WHAT NEEDS TO BE DONE:
Pull every line holding the word "Sweat" from the data below and copy it.

RECORDS SUPPLIED:
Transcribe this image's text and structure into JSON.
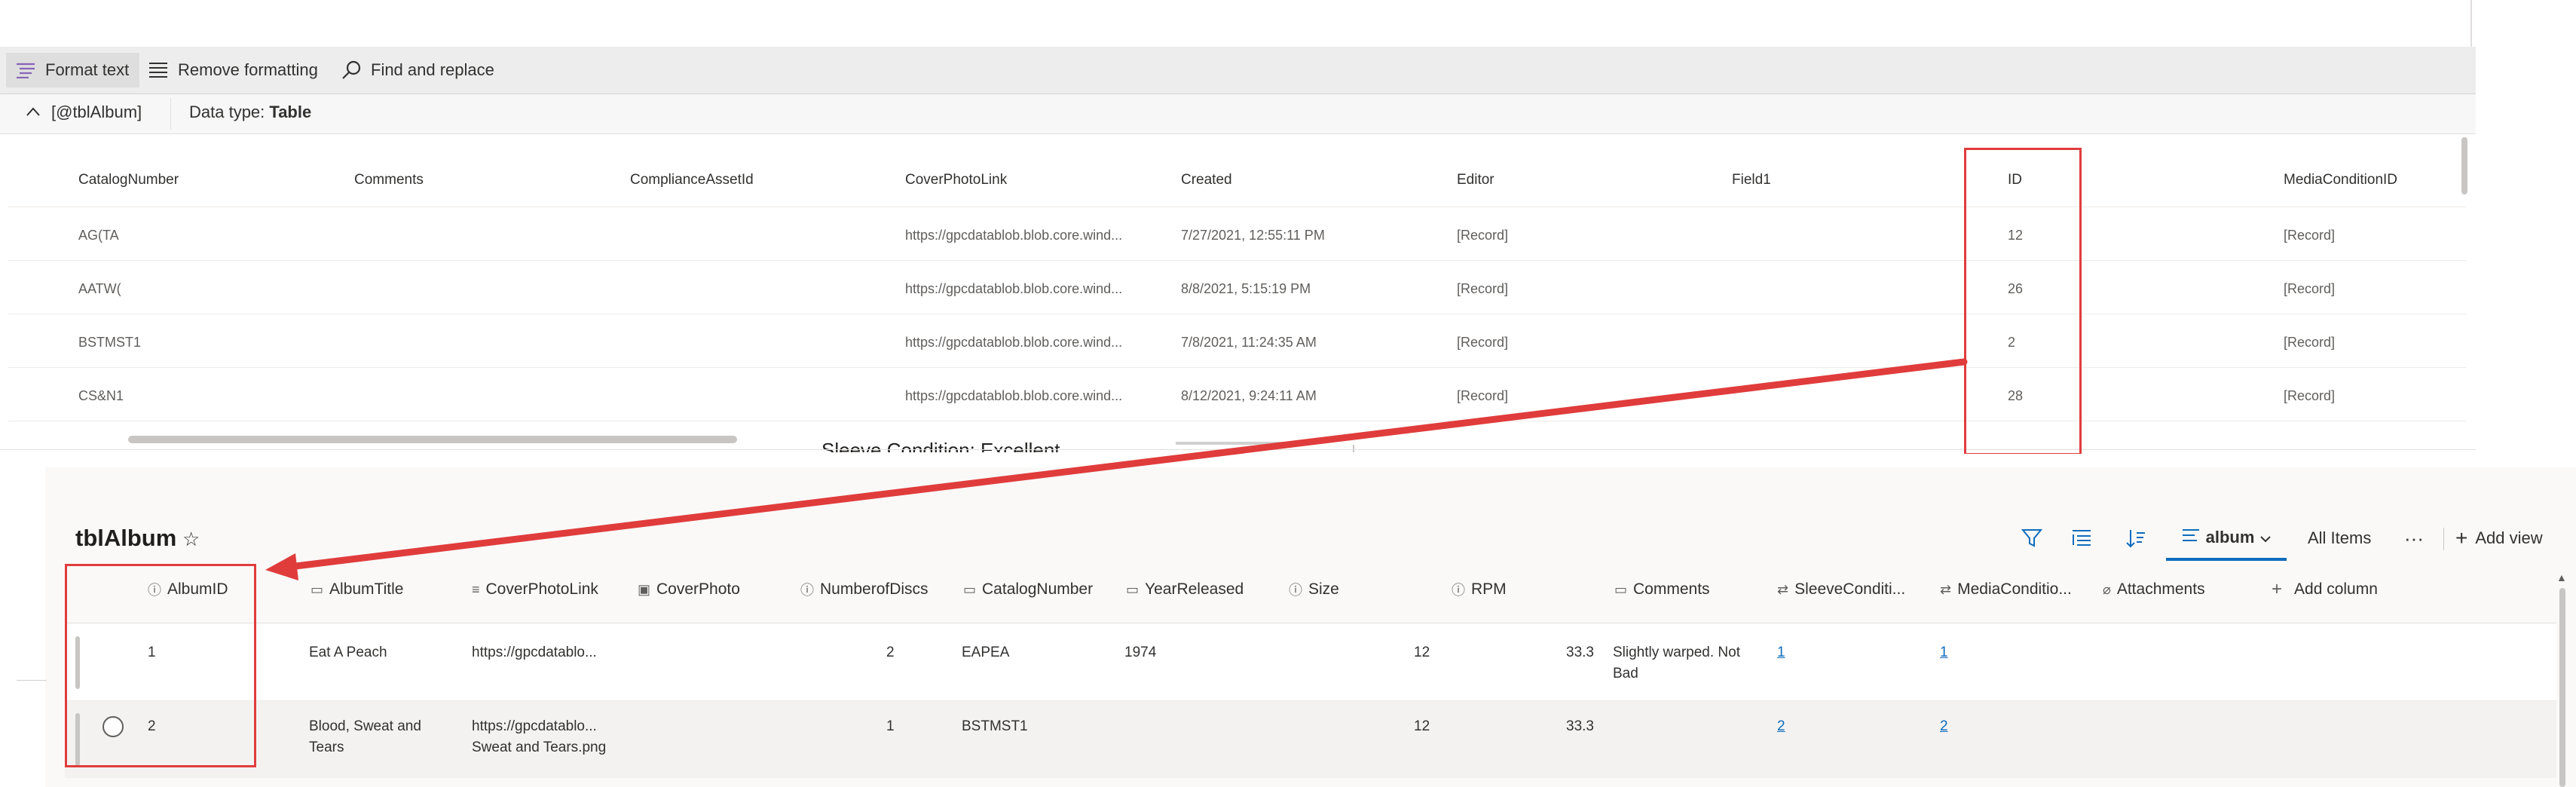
{
  "toolbar": {
    "format_text": "Format text",
    "remove_formatting": "Remove formatting",
    "find_replace": "Find and replace"
  },
  "expression": {
    "name": "[@tblAlbum]",
    "type_prefix": "Data type: ",
    "type_value": "Table"
  },
  "top_table": {
    "columns": [
      "CatalogNumber",
      "Comments",
      "ComplianceAssetId",
      "CoverPhotoLink",
      "Created",
      "Editor",
      "Field1",
      "ID",
      "MediaConditionID"
    ],
    "rows": [
      {
        "catalog": "AG(TA",
        "cover": "https://gpcdatablob.blob.core.wind...",
        "created": "7/27/2021, 12:55:11 PM",
        "editor": "[Record]",
        "id": "12",
        "media": "[Record]"
      },
      {
        "catalog": "AATW(",
        "cover": "https://gpcdatablob.blob.core.wind...",
        "created": "8/8/2021, 5:15:19 PM",
        "editor": "[Record]",
        "id": "26",
        "media": "[Record]"
      },
      {
        "catalog": "BSTMST1",
        "cover": "https://gpcdatablob.blob.core.wind...",
        "created": "7/8/2021, 11:24:35 AM",
        "editor": "[Record]",
        "id": "2",
        "media": "[Record]"
      },
      {
        "catalog": "CS&N1",
        "cover": "https://gpcdatablob.blob.core.wind...",
        "created": "8/12/2021, 9:24:11 AM",
        "editor": "[Record]",
        "id": "28",
        "media": "[Record]"
      }
    ]
  },
  "peek_text": "Sleeve Condition: Excellent",
  "list": {
    "title": "tblAlbum",
    "view_name": "album",
    "all_items": "All Items",
    "more": "···",
    "add_view": "Add view",
    "columns": [
      "AlbumID",
      "AlbumTitle",
      "CoverPhotoLink",
      "CoverPhoto",
      "NumberofDiscs",
      "CatalogNumber",
      "YearReleased",
      "Size",
      "RPM",
      "Comments",
      "SleeveConditi...",
      "MediaConditio...",
      "Attachments",
      "Add column"
    ],
    "rows": [
      {
        "album_id": "1",
        "title": "Eat A Peach",
        "cover_link": "https://gpcdatablo...",
        "cover_link2": "",
        "discs": "2",
        "catalog": "EAPEA",
        "year": "1974",
        "size": "12",
        "rpm": "33.3",
        "comments": "Slightly warped. Not",
        "comments2": "Bad",
        "sleeve": "1",
        "media": "1"
      },
      {
        "album_id": "2",
        "title": "Blood, Sweat and",
        "title2": "Tears",
        "cover_link": "https://gpcdatablo...",
        "cover_link2": "Sweat and Tears.png",
        "discs": "1",
        "catalog": "BSTMST1",
        "year": "",
        "size": "12",
        "rpm": "33.3",
        "comments": "",
        "comments2": "",
        "sleeve": "2",
        "media": "2"
      }
    ]
  },
  "colors": {
    "accent": "#0f6cbd",
    "highlight_red": "#e03c3c"
  }
}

OUTPUT FOR THIS TASK:
        "title": "Blood, Sweat and",
        "cover_link2": "Sweat and Tears.png",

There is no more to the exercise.